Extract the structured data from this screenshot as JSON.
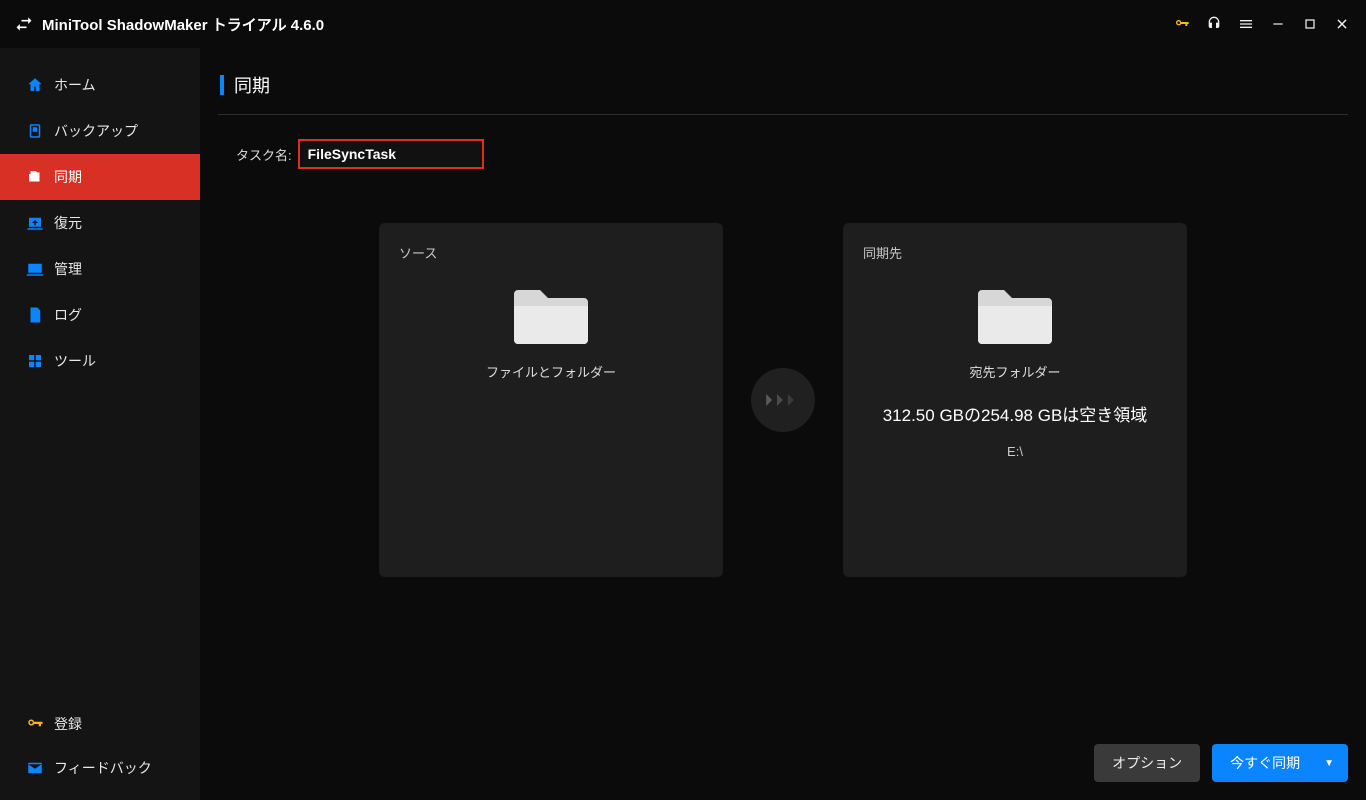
{
  "app": {
    "title": "MiniTool ShadowMaker トライアル 4.6.0"
  },
  "sidebar": {
    "items": [
      {
        "label": "ホーム"
      },
      {
        "label": "バックアップ"
      },
      {
        "label": "同期"
      },
      {
        "label": "復元"
      },
      {
        "label": "管理"
      },
      {
        "label": "ログ"
      },
      {
        "label": "ツール"
      }
    ],
    "register": "登録",
    "feedback": "フィードバック"
  },
  "page": {
    "title": "同期",
    "task_label": "タスク名:",
    "task_value": "FileSyncTask"
  },
  "source_panel": {
    "title": "ソース",
    "line1": "ファイルとフォルダー"
  },
  "dest_panel": {
    "title": "同期先",
    "line1": "宛先フォルダー",
    "line2": "312.50 GBの254.98 GBは空き領域",
    "line3": "E:\\"
  },
  "buttons": {
    "options": "オプション",
    "sync_now": "今すぐ同期"
  }
}
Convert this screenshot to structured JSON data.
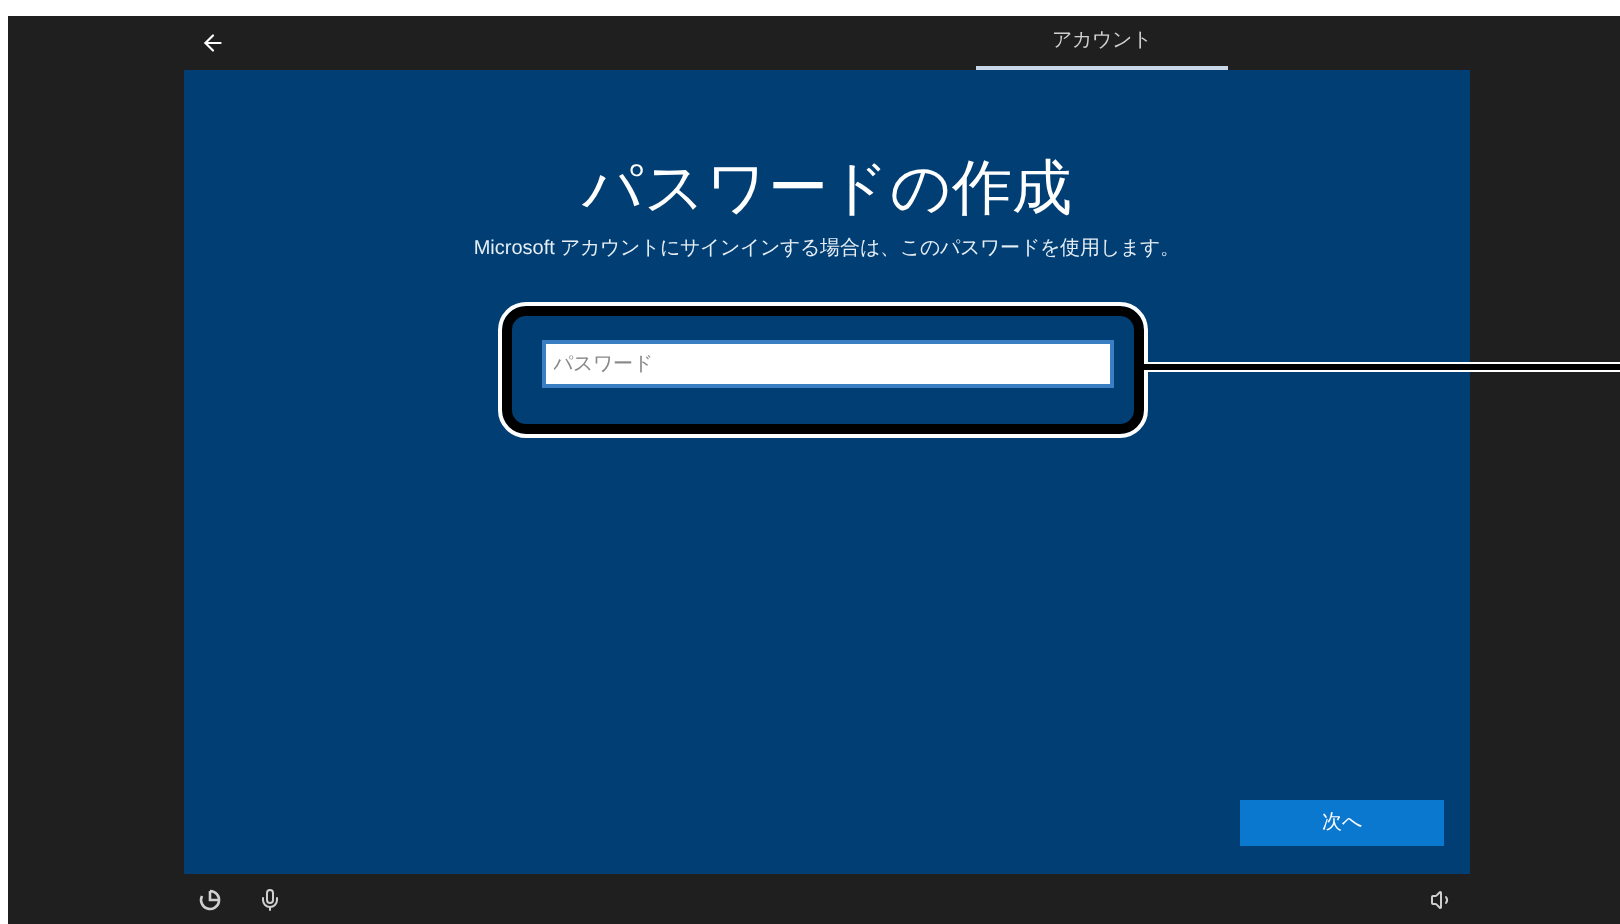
{
  "header": {
    "tab": {
      "label": "アカウント",
      "selected": true
    }
  },
  "panel": {
    "title": "パスワードの作成",
    "subtitle": "Microsoft アカウントにサインインする場合は、このパスワードを使用します。",
    "password_field": {
      "placeholder": "パスワード"
    },
    "next_button": "次へ"
  }
}
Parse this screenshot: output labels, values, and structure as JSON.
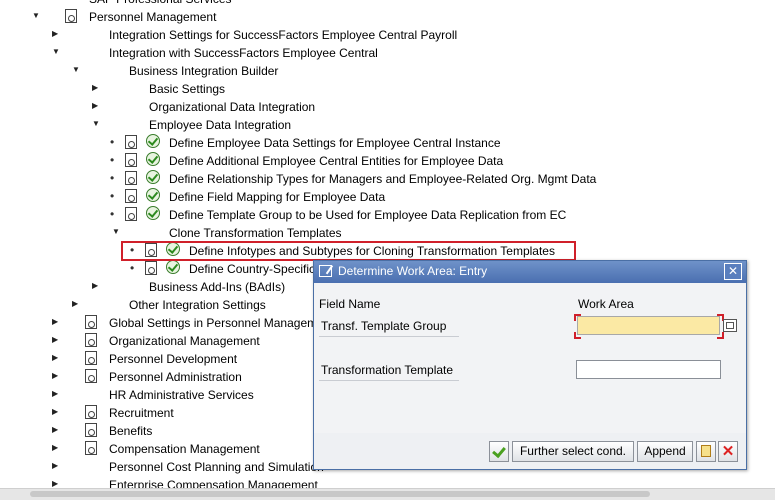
{
  "tree": [
    {
      "label": "SAP Professional Services",
      "level": 0,
      "expand": "none",
      "icon": "none"
    },
    {
      "label": "Personnel Management",
      "level": 1,
      "expand": "open",
      "icon": "doc"
    },
    {
      "label": "Integration Settings for SuccessFactors Employee Central Payroll",
      "level": 2,
      "expand": "closed",
      "icon": "none"
    },
    {
      "label": "Integration with SuccessFactors Employee Central",
      "level": 2,
      "expand": "open",
      "icon": "none"
    },
    {
      "label": "Business Integration Builder",
      "level": 3,
      "expand": "open",
      "icon": "none"
    },
    {
      "label": "Basic Settings",
      "level": 4,
      "expand": "closed",
      "icon": "none"
    },
    {
      "label": "Organizational Data Integration",
      "level": 4,
      "expand": "closed",
      "icon": "none"
    },
    {
      "label": "Employee Data Integration",
      "level": 4,
      "expand": "open",
      "icon": "none"
    },
    {
      "label": "Define Employee Data Settings for Employee Central Instance",
      "level": 5,
      "expand": "bullet",
      "icon": "activity"
    },
    {
      "label": "Define Additional Employee Central Entities for Employee Data",
      "level": 5,
      "expand": "bullet",
      "icon": "activity"
    },
    {
      "label": "Define Relationship Types for Managers and Employee-Related Org. Mgmt Data",
      "level": 5,
      "expand": "bullet",
      "icon": "activity"
    },
    {
      "label": "Define Field Mapping for Employee Data",
      "level": 5,
      "expand": "bullet",
      "icon": "activity"
    },
    {
      "label": "Define Template Group to be Used for Employee Data Replication from EC",
      "level": 5,
      "expand": "bullet",
      "icon": "activity"
    },
    {
      "label": "Clone Transformation Templates",
      "level": 5,
      "expand": "open",
      "icon": "none"
    },
    {
      "label": "Define Infotypes and Subtypes for Cloning Transformation Templates",
      "level": 6,
      "expand": "bullet",
      "icon": "activity",
      "highlighted": true
    },
    {
      "label": "Define Country-Specific",
      "level": 6,
      "expand": "bullet",
      "icon": "activity"
    },
    {
      "label": "Business Add-Ins (BAdIs)",
      "level": 4,
      "expand": "closed",
      "icon": "none"
    },
    {
      "label": "Other Integration Settings",
      "level": 3,
      "expand": "closed",
      "icon": "none"
    },
    {
      "label": "Global Settings in Personnel Managem",
      "level": 2,
      "expand": "closed",
      "icon": "doc"
    },
    {
      "label": "Organizational Management",
      "level": 2,
      "expand": "closed",
      "icon": "doc"
    },
    {
      "label": "Personnel Development",
      "level": 2,
      "expand": "closed",
      "icon": "doc"
    },
    {
      "label": "Personnel Administration",
      "level": 2,
      "expand": "closed",
      "icon": "doc"
    },
    {
      "label": "HR Administrative Services",
      "level": 2,
      "expand": "closed",
      "icon": "none"
    },
    {
      "label": "Recruitment",
      "level": 2,
      "expand": "closed",
      "icon": "doc"
    },
    {
      "label": "Benefits",
      "level": 2,
      "expand": "closed",
      "icon": "doc"
    },
    {
      "label": "Compensation Management",
      "level": 2,
      "expand": "closed",
      "icon": "doc"
    },
    {
      "label": "Personnel Cost Planning and Simulation",
      "level": 2,
      "expand": "closed",
      "icon": "none"
    },
    {
      "label": "Enterprise Compensation Management",
      "level": 2,
      "expand": "closed",
      "icon": "none"
    }
  ],
  "dialog": {
    "title": "Determine Work Area: Entry",
    "col_field_name": "Field Name",
    "col_work_area": "Work Area",
    "field1_label": "Transf. Template Group",
    "field1_value": "",
    "field2_label": "Transformation Template",
    "field2_value": "",
    "btn_further": "Further select cond.",
    "btn_append": "Append"
  },
  "icons": {
    "tree_doc": "img-icon",
    "tree_activity": "execute-clock-icon",
    "dialog_title": "work-area-icon",
    "close": "close-icon",
    "ok": "checkmark-icon",
    "copy": "copy-icon",
    "cancel": "cancel-icon",
    "match": "possible-entries-icon"
  },
  "colors": {
    "highlight_border": "#d0202a",
    "dialog_title_bg": "#4a6fb0",
    "required_field": "#fbe9a4"
  }
}
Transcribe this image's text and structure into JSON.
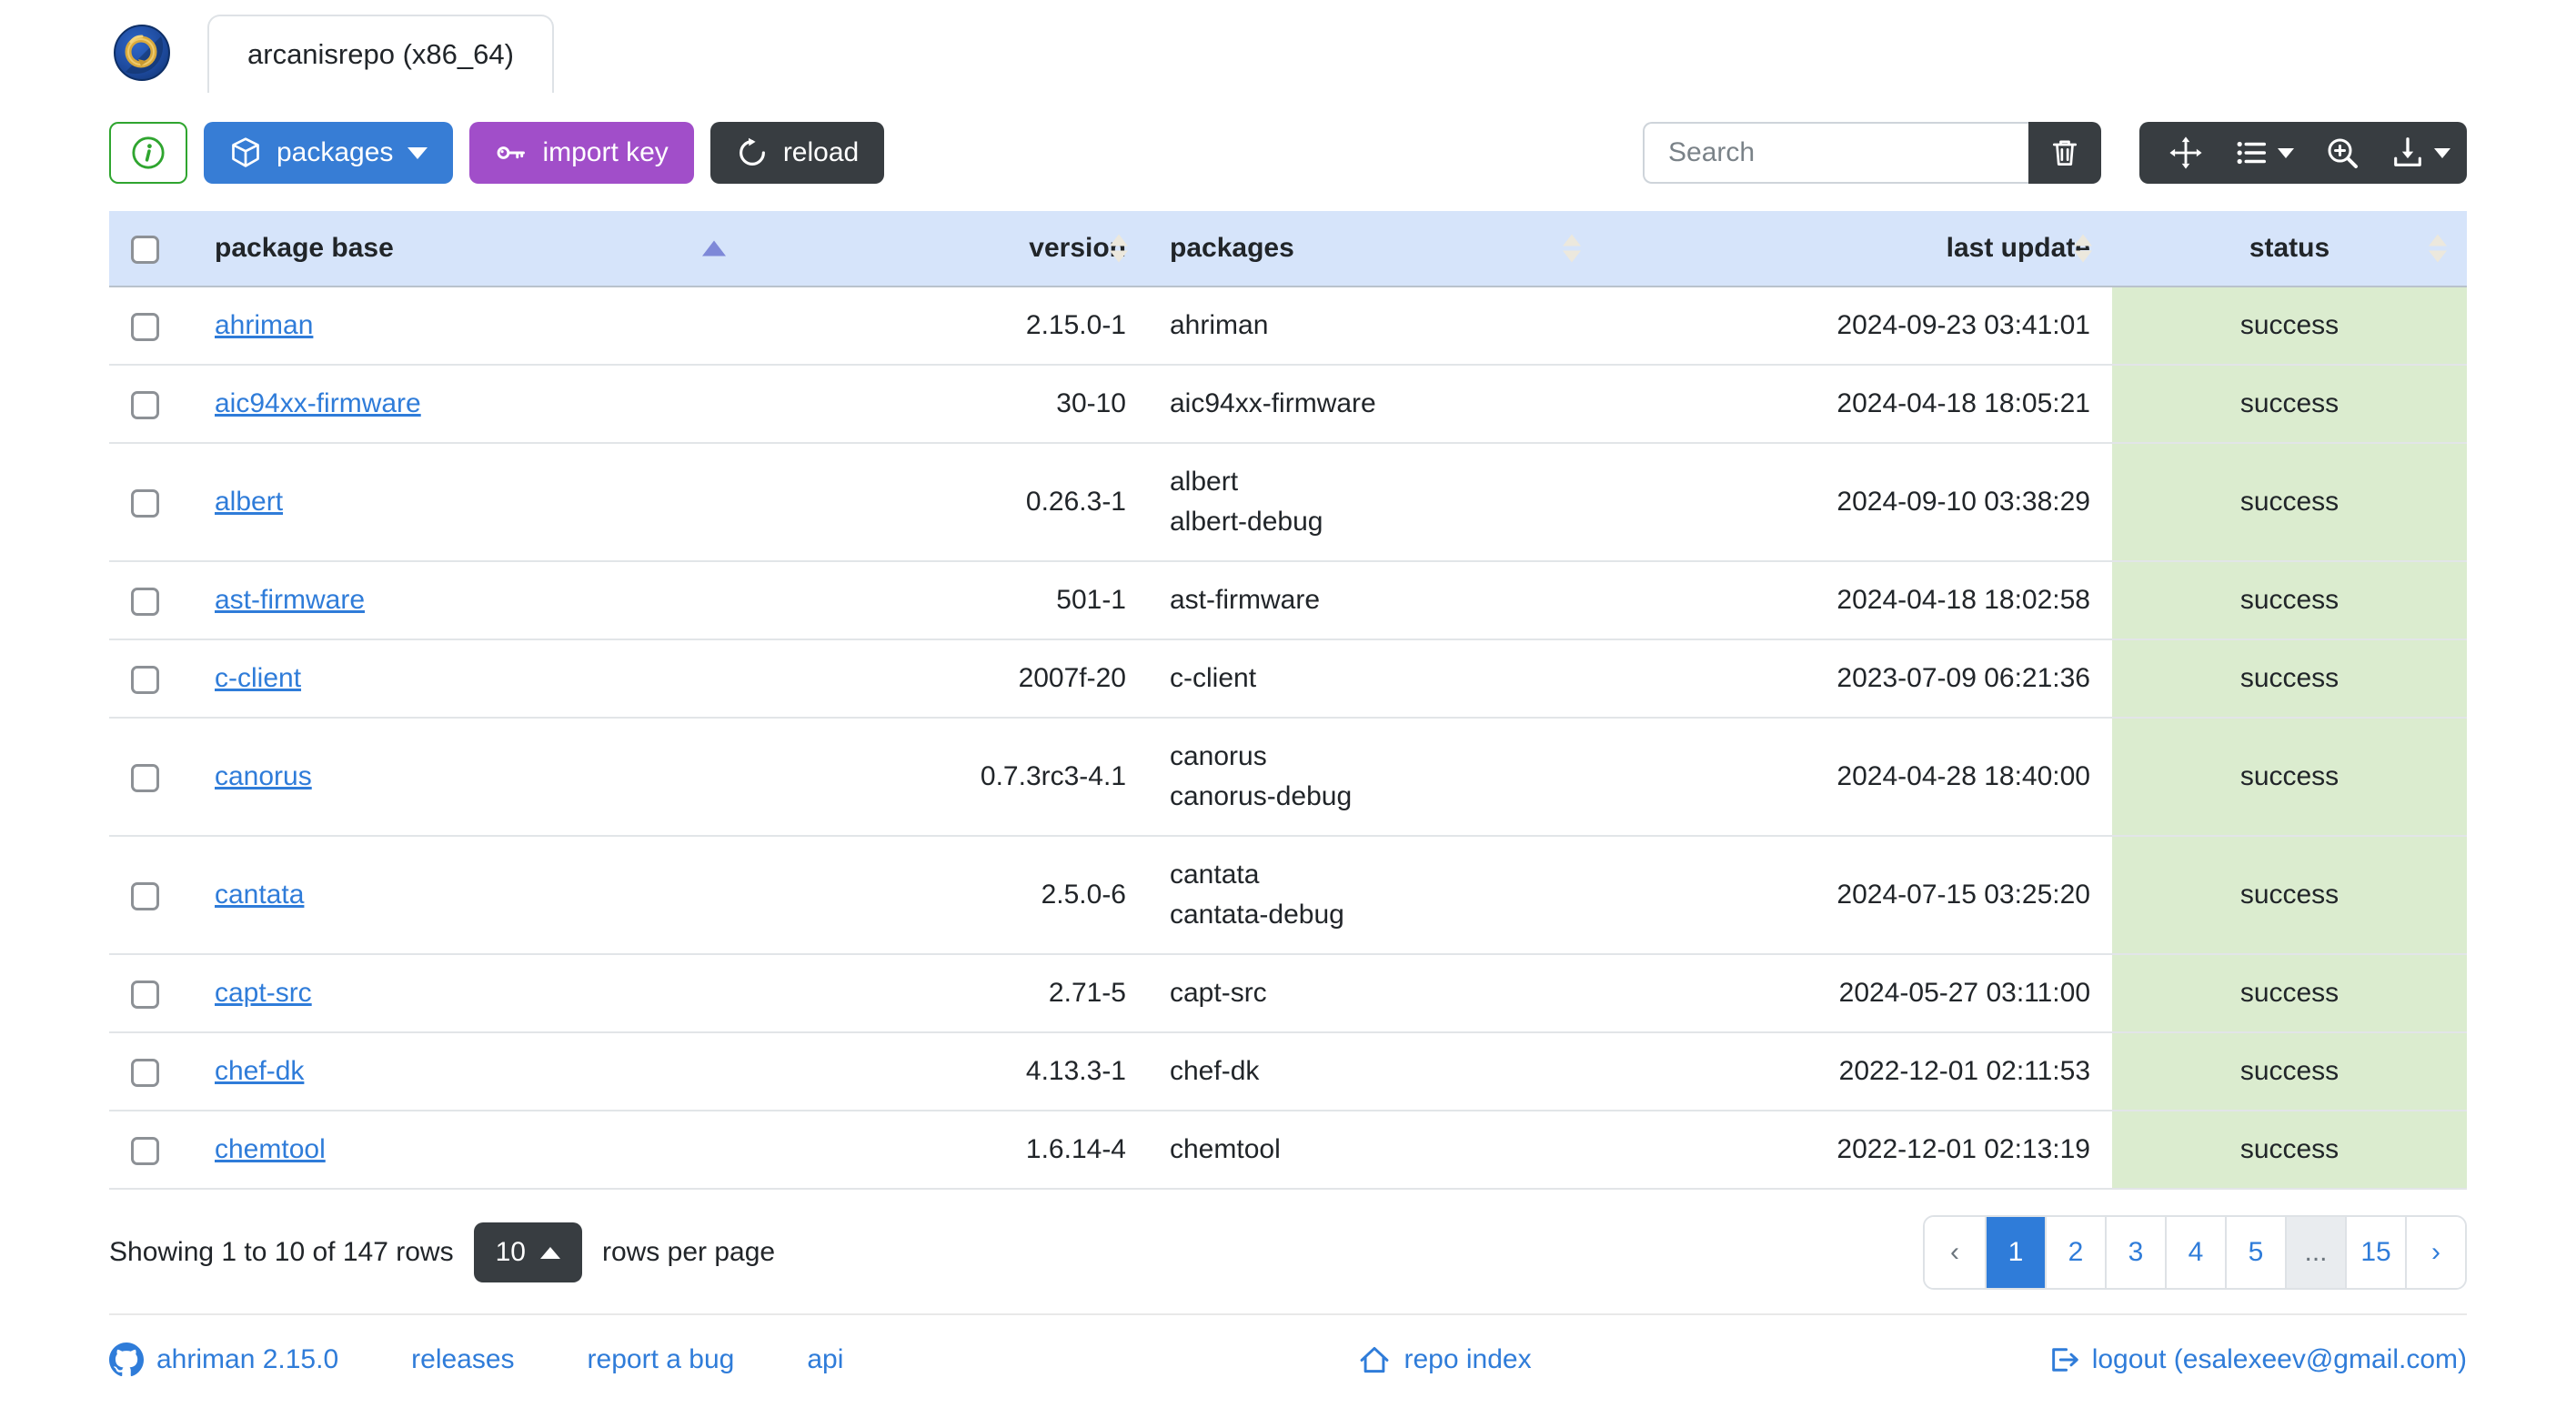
{
  "window": {
    "tab_title": "arcanisrepo (x86_64)"
  },
  "toolbar": {
    "packages_label": "packages",
    "import_key_label": "import key",
    "reload_label": "reload",
    "search_placeholder": "Search"
  },
  "icons": {
    "app_logo": "ahriman-dragon-ring-logo",
    "info": "info-circle",
    "packages": "box-cube",
    "import_key": "key",
    "reload": "arrow-clockwise",
    "clear_search": "trash",
    "fullscreen": "arrows-move",
    "columns": "list-ul + caret-down",
    "toggle_view": "zoom-in-magnifier",
    "export": "download + caret-down",
    "sorted_ascending": "caret-up-filled",
    "sortable": "caret-up-down-faint",
    "github": "github-octocat",
    "repo_index": "house",
    "logout": "box-arrow-right"
  },
  "colors": {
    "accent_blue": "#377dd5",
    "link_blue": "#2f7cd9",
    "purple": "#a14ec9",
    "dark": "#383d41",
    "green_outline": "#2fa52f",
    "header_bg": "#d6e4fa",
    "status_success_bg": "#dbeccf",
    "sort_active_caret": "#7e88d8"
  },
  "table": {
    "columns": [
      "package base",
      "version",
      "packages",
      "last update",
      "status"
    ],
    "sorted_column": "package base",
    "sort_direction": "asc",
    "rows": [
      {
        "base": "ahriman",
        "version": "2.15.0-1",
        "packages": [
          "ahriman"
        ],
        "last_update": "2024-09-23 03:41:01",
        "status": "success"
      },
      {
        "base": "aic94xx-firmware",
        "version": "30-10",
        "packages": [
          "aic94xx-firmware"
        ],
        "last_update": "2024-04-18 18:05:21",
        "status": "success"
      },
      {
        "base": "albert",
        "version": "0.26.3-1",
        "packages": [
          "albert",
          "albert-debug"
        ],
        "last_update": "2024-09-10 03:38:29",
        "status": "success"
      },
      {
        "base": "ast-firmware",
        "version": "501-1",
        "packages": [
          "ast-firmware"
        ],
        "last_update": "2024-04-18 18:02:58",
        "status": "success"
      },
      {
        "base": "c-client",
        "version": "2007f-20",
        "packages": [
          "c-client"
        ],
        "last_update": "2023-07-09 06:21:36",
        "status": "success"
      },
      {
        "base": "canorus",
        "version": "0.7.3rc3-4.1",
        "packages": [
          "canorus",
          "canorus-debug"
        ],
        "last_update": "2024-04-28 18:40:00",
        "status": "success"
      },
      {
        "base": "cantata",
        "version": "2.5.0-6",
        "packages": [
          "cantata",
          "cantata-debug"
        ],
        "last_update": "2024-07-15 03:25:20",
        "status": "success"
      },
      {
        "base": "capt-src",
        "version": "2.71-5",
        "packages": [
          "capt-src"
        ],
        "last_update": "2024-05-27 03:11:00",
        "status": "success"
      },
      {
        "base": "chef-dk",
        "version": "4.13.3-1",
        "packages": [
          "chef-dk"
        ],
        "last_update": "2022-12-01 02:11:53",
        "status": "success"
      },
      {
        "base": "chemtool",
        "version": "1.6.14-4",
        "packages": [
          "chemtool"
        ],
        "last_update": "2022-12-01 02:13:19",
        "status": "success"
      }
    ]
  },
  "pagination": {
    "summary": "Showing 1 to 10 of 147 rows",
    "page_size": "10",
    "rows_per_page_label": "rows per page",
    "prev_label": "‹",
    "next_label": "›",
    "pages": [
      "1",
      "2",
      "3",
      "4",
      "5",
      "...",
      "15"
    ],
    "active_page": "1"
  },
  "footer": {
    "version_link": "ahriman 2.15.0",
    "releases_label": "releases",
    "report_bug_label": "report a bug",
    "api_label": "api",
    "repo_index_label": "repo index",
    "logout_label": "logout (esalexeev@gmail.com)"
  }
}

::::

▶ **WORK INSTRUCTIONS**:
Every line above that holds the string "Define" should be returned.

▶ **REPLY**:
      "label": "Define Employee Data Settings for Employee Central Instance",
      "label": "Define Additional Employee Central Entities for Employee Data",
      "label": "Define Relationship Types for Managers and Employee-Related Org. Mgmt Data",
      "label": "Define Field Mapping for Employee Data",
      "label": "Define Template Group to be Used for Employee Data Replication from EC",
      "label": "Define Infotypes and Subtypes for Cloning Transformation Templates",
      "label": "Define Country-Specific",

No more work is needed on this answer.